In 1950 Rev.S.John Forrest, Vicar of Leighton Buzzard, wrote an account of the cross called "The Story of Leighton Cross" a copy of which is in the parish archive [P91/28/14]. The Vicar noted that the cross has a pentagonal plan and that the height of the shaft is 27 feet. During the 15th century there was a cult of the five wounds of Christ on the cross and this may account for the five-sided plan. In the upper storey of the canopy are five statues - Christ the King; the Virgin Mary with the infant Jesus; a Bishop, perhaps Saint Hugh of Lincoln, Leighton Buzzard being in the Diocese of Lincoln at that time; a King; Saint John the Baptist. At the restoration of 1851 the original medieval figures were replaced with replicas but these eroded more quickly than the originals and they were replaced in 1900.

By the 16th century there were two crosses in Leighton Buzzard. Sources in Bedfordshire and Luton Archives and Records Service mention a nether cross from 1537 to 1611 [KK26 and KK156]. The most obvious assumption is that it was in or near Church Square.

 Market Cross looking north-west June 2008
Market Cross looking north-west June 2008

Rev.Forrest, in his pamphlet, drew attention to the remarkable fact that during the Commonwealth Period (1649 to 1660) it was usual to destroy religious images and symbols yet not only as the market cross spared, it was actually repaired in 1650, using a four penny tax levy. The reason was, presumably, that it was a focus for civic life and for the reading of proclamations, banns and other important notices.

In 1851 £350 was spent on repairing the cross. The repairs included an ornamental stone parapet and iron railings erected all round. At this time the Lord of the Manor of Leighton Buzzard alias Grovebury claimed ownership of the cross as part of the market fixtures and fittings, like the Market House. A resolution was passed at the Easter Vestry of 1878 that the cross belonged to the Town Lands trustees, a charity administered by the parish officers. In 1894, however, the Lord renewed his claim and included the cross in the sale of the Stockgrove Estate. At the auction, however, the cross was withdrawn from sale and the Lord of the Manor, Sir Wyndham Hanmer, then wrote to the Town Lands Trustees conceding to them ownership of the cross.

 Market cross detail June 2008
Market Cross detail June 2008

By 1900 the cross was in a poor state and the Town lands Trustees undertook its restoration, including replacing the 1851 statues with the originals.
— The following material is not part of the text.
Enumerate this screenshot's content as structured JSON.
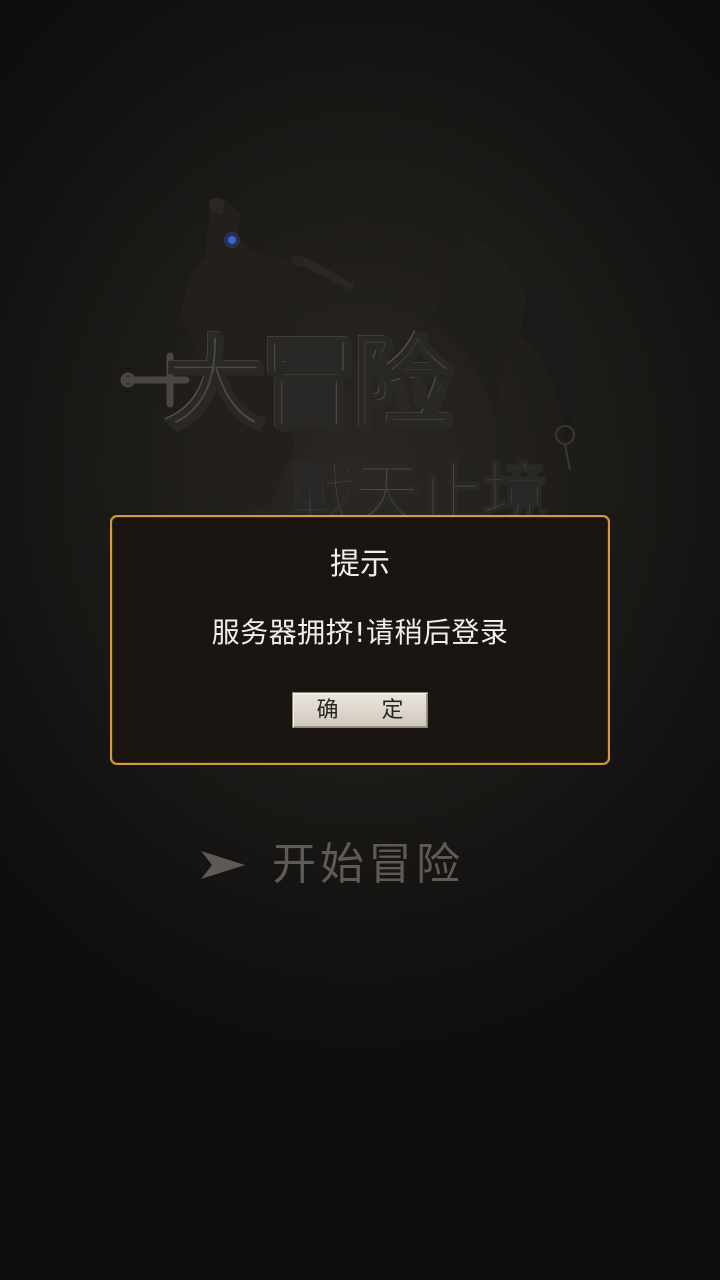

The architect was G.F.Bodley who replaced the parapet with a different design, removed the railings and repaired the niches for the statues. The central pinnacle was restored in 1910.

Later 20th century restoration works were overseen by Leighton Buzzard architects H.A.Rolls and Partners working for the Leighton Buzzard Town Lands Trust and the Pettit Trust. The work began with the washing and cleaning of the structure in 1962 and 1963 at a cost of £350 [Z889/2/41/1]. The 15th century figures, the north outside pinnacle and other general masonry were repaired and restored between 1970 and 1972 [Z889/2/41/2].

 Market Cross plan showing proposed railings 1987
Market Cross plan showing proposed railings 1987 [Z889/2/41/3]

In the 1980s a number of works were required. In 1980 it was necessary to clean the cross, removing graffiti on the piers and central column and apply an anti-graffiti solution. Erection of perimeter railings was also contemplated [Z889/2/41/3]. The final bill for the restoration works came to £2,282. The idea to erect railings was not particularly popular and the planning authority, South Bedfordshire District Council objected to the proposed height - 6 feet 3 inches - as being obtrusive and hiding the details of the cross from view. Eventually it was proposed simply to install infill railings around the arches. Initial plans in 1984 were not acceptable to South Bedfordshire District Council on the grounds of aestheticism and the Trustees erected a temporary wooden paling fence around the arches, meanwhile more vandalism occurred. Eventually in 1987 the railings were installed which remain at the time of writing [2008].